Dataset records
»»
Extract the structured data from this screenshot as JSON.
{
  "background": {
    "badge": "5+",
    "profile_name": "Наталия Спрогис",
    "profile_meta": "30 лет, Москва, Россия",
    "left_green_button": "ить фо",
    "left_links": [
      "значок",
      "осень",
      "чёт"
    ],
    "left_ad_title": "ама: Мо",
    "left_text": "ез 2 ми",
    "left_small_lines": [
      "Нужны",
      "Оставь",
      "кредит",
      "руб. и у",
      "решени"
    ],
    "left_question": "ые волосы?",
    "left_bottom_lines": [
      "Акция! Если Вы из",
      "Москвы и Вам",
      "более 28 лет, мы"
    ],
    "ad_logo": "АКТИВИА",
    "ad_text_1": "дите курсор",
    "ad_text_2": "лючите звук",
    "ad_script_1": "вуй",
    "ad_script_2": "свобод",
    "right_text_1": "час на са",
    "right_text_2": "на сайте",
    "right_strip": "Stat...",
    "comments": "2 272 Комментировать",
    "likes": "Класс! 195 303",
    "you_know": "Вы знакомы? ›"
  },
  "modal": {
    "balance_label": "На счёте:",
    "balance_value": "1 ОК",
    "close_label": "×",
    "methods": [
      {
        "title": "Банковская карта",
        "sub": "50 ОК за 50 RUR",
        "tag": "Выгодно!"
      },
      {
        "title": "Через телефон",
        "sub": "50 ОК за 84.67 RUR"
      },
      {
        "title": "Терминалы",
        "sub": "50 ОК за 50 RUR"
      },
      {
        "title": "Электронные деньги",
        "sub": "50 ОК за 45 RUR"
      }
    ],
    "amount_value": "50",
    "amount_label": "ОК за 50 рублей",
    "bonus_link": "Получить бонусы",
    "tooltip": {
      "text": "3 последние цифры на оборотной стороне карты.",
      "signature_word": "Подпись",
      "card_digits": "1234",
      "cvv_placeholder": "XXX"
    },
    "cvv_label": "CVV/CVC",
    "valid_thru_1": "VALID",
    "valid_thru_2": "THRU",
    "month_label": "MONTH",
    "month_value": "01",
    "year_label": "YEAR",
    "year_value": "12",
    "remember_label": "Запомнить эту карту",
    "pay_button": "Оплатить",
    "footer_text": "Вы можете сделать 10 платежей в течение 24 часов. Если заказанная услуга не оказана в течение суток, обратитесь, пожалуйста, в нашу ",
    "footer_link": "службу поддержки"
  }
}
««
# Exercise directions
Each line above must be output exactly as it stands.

# Finished exercise
Extract the structured data from this screenshot as JSON.
{
  "background": {
    "badge": "5+",
    "profile_name": "Наталия Спрогис",
    "profile_meta": "30 лет, Москва, Россия",
    "left_green_button": "ить фо",
    "left_links": [
      "значок",
      "осень",
      "чёт"
    ],
    "left_ad_title": "ама: Мо",
    "left_text": "ез 2 ми",
    "left_small_lines": [
      "Нужны",
      "Оставь",
      "кредит",
      "руб. и у",
      "решени"
    ],
    "left_question": "ые волосы?",
    "left_bottom_lines": [
      "Акция! Если Вы из",
      "Москвы и Вам",
      "более 28 лет, мы"
    ],
    "ad_logo": "АКТИВИА",
    "ad_text_1": "дите курсор",
    "ad_text_2": "лючите звук",
    "ad_script_1": "вуй",
    "ad_script_2": "свобод",
    "right_text_1": "час на са",
    "right_text_2": "на сайте",
    "right_strip": "Stat...",
    "comments": "2 272 Комментировать",
    "likes": "Класс! 195 303",
    "you_know": "Вы знакомы? ›"
  },
  "modal": {
    "balance_label": "На счёте:",
    "balance_value": "1 ОК",
    "close_label": "×",
    "methods": [
      {
        "title": "Банковская карта",
        "sub": "50 ОК за 50 RUR",
        "tag": "Выгодно!"
      },
      {
        "title": "Через телефон",
        "sub": "50 ОК за 84.67 RUR"
      },
      {
        "title": "Терминалы",
        "sub": "50 ОК за 50 RUR"
      },
      {
        "title": "Электронные деньги",
        "sub": "50 ОК за 45 RUR"
      }
    ],
    "amount_value": "50",
    "amount_label": "ОК за 50 рублей",
    "bonus_link": "Получить бонусы",
    "tooltip": {
      "text": "3 последние цифры на оборотной стороне карты.",
      "signature_word": "Подпись",
      "card_digits": "1234",
      "cvv_placeholder": "XXX"
    },
    "cvv_label": "CVV/CVC",
    "valid_thru_1": "VALID",
    "valid_thru_2": "THRU",
    "month_label": "MONTH",
    "month_value": "01",
    "year_label": "YEAR",
    "year_value": "12",
    "remember_label": "Запомнить эту карту",
    "pay_button": "Оплатить",
    "footer_text": "Вы можете сделать 10 платежей в течение 24 часов. Если заказанная услуга не оказана в течение суток, обратитесь, пожалуйста, в нашу ",
    "footer_link": "службу поддержки"
  }
}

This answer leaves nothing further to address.